A fascinating benefit from this exercise is that the user of LibraryThing can determine how many other users own the same volumes. This feature is a little unreliable, however, as it does not distinguish between different editions, but works only by title. Thus my owning a very rare nineteenth-century edition of a memoir, for example, may appear to be echoed in a count of other registers when the latter probably reflect much later re-prints. Occasionally, I find that I am the sole owner of a particular volume, which is a pleasing discovery.
I hope to report more on this project soon.
As the volume of research on coldspur has increased, I find it more and more difficult to track down references, statements and conclusions that I have made. (My bulletins have been going on for over eight years now, comprising what I estimate to be about one-and-a half million words – not all of serious import, of course.) An Index would be highly desirable, but I do not think the creation of one is going to happen. The internal search capability within WordPress is somewhat useful, but it identifies only the entry that contains the reference(s), and is thus very laborious. I do preserve the original Word version of each posting, so I can go back to an individual report and execute a search that highlights each reference. But I have found that an inadequate mechanism.
I know that there are procedures out there that can convert text, even extracted from coldspur itself, and convert into a PDF, maybe with Index entries, and that would be a great help, but would not go far enough. For an Index to be useful, it needs qualification of the entry (how many of you have been frustrated to look up, say, ‘Philby’, in the Index of a book, and find a list of twenty-eight page numbers without any indication of what aspect of ‘Philby’ each covers?). I know, from my experience in compiling the Index for Misdefending the Realm how desirable such a capability is, but also how tedious an exercise it is.

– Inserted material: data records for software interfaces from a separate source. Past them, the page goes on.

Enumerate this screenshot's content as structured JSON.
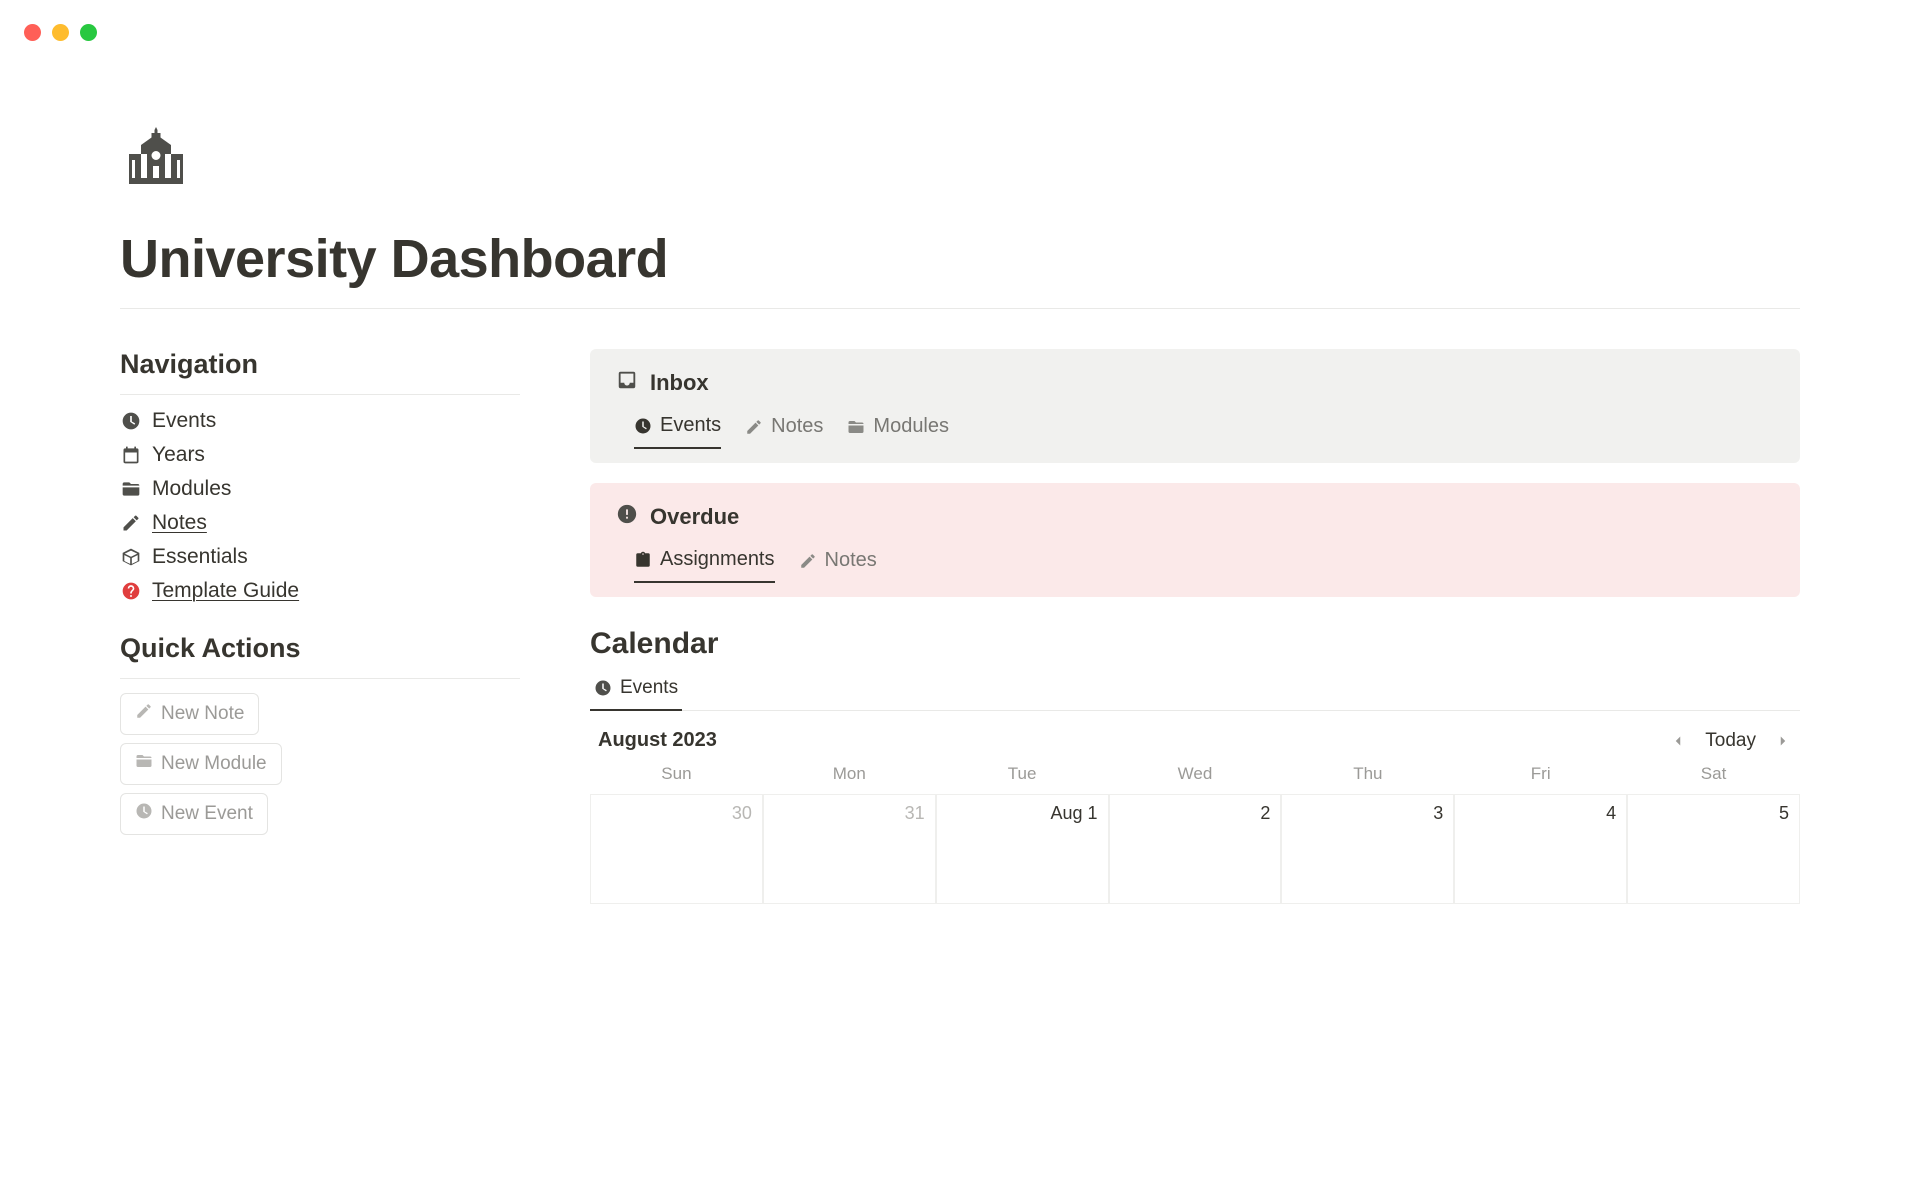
{
  "page": {
    "title": "University Dashboard"
  },
  "sidebar": {
    "navigation_heading": "Navigation",
    "nav_items": [
      {
        "label": "Events",
        "icon": "clock"
      },
      {
        "label": "Years",
        "icon": "calendar"
      },
      {
        "label": "Modules",
        "icon": "folder"
      },
      {
        "label": "Notes",
        "icon": "pencil",
        "underlined": true
      },
      {
        "label": "Essentials",
        "icon": "box"
      },
      {
        "label": "Template Guide",
        "icon": "question-red"
      }
    ],
    "quick_actions_heading": "Quick Actions",
    "quick_actions": [
      {
        "label": "New Note",
        "icon": "pencil"
      },
      {
        "label": "New Module",
        "icon": "folder"
      },
      {
        "label": "New Event",
        "icon": "clock"
      }
    ]
  },
  "inbox": {
    "title": "Inbox",
    "tabs": [
      {
        "label": "Events",
        "icon": "clock",
        "active": true
      },
      {
        "label": "Notes",
        "icon": "pencil",
        "active": false
      },
      {
        "label": "Modules",
        "icon": "folder",
        "active": false
      }
    ]
  },
  "overdue": {
    "title": "Overdue",
    "tabs": [
      {
        "label": "Assignments",
        "icon": "clipboard",
        "active": true
      },
      {
        "label": "Notes",
        "icon": "pencil",
        "active": false
      }
    ]
  },
  "calendar": {
    "heading": "Calendar",
    "tab_label": "Events",
    "month_label": "August 2023",
    "today_label": "Today",
    "day_headers": [
      "Sun",
      "Mon",
      "Tue",
      "Wed",
      "Thu",
      "Fri",
      "Sat"
    ],
    "cells": [
      {
        "label": "30",
        "muted": true
      },
      {
        "label": "31",
        "muted": true
      },
      {
        "label": "Aug 1",
        "muted": false
      },
      {
        "label": "2",
        "muted": false
      },
      {
        "label": "3",
        "muted": false
      },
      {
        "label": "4",
        "muted": false
      },
      {
        "label": "5",
        "muted": false
      }
    ]
  }
}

The other aspect of this dilemma is the fact that I now detect multiple linkages between my research projects that were not obvious beforehand, such as the manipulation of the FBI/CIA by Dick White in 1951 and the investigations into Philby that summer, or the involvement of Claude Dansey in the attempts to ‘turn’ Ursula Kuczynski, Henri Déricourt, and, possibly, Litzi Philby. Thus I plan to provide some sort of guide to the coldspur archive, organized along chronological lines, that will highlight important threads and related events, and provide direct pointers to the urls, as well as the position of the relevant text within the report itself, so that the required information may be found more easily. That is my hope, anyway. I plan to start this project soon, and I hope to deliver the results before the end of the year.
(This month’s Commonplace entries viewable here.)